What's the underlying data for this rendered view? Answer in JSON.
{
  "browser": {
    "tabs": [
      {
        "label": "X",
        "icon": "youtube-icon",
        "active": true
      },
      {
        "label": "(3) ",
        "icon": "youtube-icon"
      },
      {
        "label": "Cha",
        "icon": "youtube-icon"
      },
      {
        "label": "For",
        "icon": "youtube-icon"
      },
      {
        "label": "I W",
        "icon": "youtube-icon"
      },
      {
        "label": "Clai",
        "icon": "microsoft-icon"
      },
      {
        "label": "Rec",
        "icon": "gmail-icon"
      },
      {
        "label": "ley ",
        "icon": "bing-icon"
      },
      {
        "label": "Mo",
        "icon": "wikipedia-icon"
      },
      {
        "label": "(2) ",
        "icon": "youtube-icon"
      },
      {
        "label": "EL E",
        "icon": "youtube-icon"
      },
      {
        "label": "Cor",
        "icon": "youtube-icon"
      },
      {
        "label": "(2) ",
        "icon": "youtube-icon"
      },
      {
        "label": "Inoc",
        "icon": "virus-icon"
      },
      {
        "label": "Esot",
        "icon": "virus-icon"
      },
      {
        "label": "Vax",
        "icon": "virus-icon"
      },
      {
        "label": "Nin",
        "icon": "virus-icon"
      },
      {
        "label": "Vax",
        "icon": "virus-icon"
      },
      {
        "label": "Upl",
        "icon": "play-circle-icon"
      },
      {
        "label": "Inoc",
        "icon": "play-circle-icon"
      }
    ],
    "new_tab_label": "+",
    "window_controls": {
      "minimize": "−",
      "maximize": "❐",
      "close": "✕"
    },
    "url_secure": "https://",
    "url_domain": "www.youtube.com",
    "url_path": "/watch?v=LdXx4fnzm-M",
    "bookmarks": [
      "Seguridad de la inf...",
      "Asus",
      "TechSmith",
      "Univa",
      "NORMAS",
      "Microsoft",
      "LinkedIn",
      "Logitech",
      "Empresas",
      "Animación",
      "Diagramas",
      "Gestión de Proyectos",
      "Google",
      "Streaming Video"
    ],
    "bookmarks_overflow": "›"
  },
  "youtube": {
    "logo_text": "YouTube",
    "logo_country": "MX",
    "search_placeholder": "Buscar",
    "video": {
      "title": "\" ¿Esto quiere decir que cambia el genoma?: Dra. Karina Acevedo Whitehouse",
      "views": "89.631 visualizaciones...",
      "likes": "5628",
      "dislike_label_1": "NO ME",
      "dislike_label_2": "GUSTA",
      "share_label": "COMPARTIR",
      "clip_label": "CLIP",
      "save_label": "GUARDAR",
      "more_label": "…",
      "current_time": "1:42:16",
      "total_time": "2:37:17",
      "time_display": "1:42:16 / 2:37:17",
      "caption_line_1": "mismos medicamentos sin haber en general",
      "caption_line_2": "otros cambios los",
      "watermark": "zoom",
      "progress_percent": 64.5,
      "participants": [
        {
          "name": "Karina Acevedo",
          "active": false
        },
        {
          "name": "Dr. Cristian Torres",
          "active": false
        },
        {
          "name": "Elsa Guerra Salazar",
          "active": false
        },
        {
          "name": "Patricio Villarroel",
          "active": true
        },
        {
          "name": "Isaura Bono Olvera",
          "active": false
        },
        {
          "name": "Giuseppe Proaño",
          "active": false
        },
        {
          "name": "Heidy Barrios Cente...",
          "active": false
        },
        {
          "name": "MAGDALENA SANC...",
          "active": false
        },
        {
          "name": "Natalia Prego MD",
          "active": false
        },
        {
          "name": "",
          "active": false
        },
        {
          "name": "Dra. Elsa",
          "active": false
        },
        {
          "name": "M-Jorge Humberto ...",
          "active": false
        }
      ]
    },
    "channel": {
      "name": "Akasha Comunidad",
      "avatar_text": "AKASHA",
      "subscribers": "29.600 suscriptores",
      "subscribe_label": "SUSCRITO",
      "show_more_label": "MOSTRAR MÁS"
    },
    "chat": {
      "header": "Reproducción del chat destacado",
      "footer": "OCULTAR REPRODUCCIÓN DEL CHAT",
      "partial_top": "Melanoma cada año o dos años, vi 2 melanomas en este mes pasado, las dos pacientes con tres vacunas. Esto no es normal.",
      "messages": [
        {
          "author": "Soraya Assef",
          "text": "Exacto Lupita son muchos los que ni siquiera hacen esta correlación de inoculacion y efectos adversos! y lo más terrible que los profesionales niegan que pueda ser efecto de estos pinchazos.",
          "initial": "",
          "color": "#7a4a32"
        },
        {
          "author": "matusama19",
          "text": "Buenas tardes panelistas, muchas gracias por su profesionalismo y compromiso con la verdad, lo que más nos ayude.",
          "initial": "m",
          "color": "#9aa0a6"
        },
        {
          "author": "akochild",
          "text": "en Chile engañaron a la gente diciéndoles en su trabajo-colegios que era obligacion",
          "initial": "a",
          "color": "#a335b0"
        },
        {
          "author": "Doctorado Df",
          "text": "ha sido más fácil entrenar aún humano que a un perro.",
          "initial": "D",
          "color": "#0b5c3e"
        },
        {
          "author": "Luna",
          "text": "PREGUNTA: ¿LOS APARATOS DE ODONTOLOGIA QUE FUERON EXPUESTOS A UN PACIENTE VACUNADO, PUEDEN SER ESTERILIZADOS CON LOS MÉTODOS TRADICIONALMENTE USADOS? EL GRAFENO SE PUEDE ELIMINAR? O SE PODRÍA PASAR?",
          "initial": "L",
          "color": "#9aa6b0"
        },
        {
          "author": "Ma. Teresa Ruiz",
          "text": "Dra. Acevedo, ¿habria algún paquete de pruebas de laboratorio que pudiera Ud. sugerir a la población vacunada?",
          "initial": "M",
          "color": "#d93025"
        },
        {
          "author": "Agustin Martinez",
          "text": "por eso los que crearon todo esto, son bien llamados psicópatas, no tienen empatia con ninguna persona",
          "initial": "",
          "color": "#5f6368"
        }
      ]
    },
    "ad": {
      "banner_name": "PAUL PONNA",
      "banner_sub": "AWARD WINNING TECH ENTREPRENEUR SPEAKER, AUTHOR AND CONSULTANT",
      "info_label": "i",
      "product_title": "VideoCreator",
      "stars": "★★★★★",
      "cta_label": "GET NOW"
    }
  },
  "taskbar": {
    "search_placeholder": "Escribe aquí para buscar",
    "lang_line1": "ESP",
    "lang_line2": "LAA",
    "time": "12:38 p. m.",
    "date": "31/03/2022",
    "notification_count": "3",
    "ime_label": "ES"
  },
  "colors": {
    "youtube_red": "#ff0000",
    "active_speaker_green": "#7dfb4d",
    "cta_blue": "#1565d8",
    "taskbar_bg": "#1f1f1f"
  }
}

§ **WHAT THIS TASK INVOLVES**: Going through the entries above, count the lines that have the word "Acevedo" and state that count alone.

§ **EXPECTED ANSWER**: 3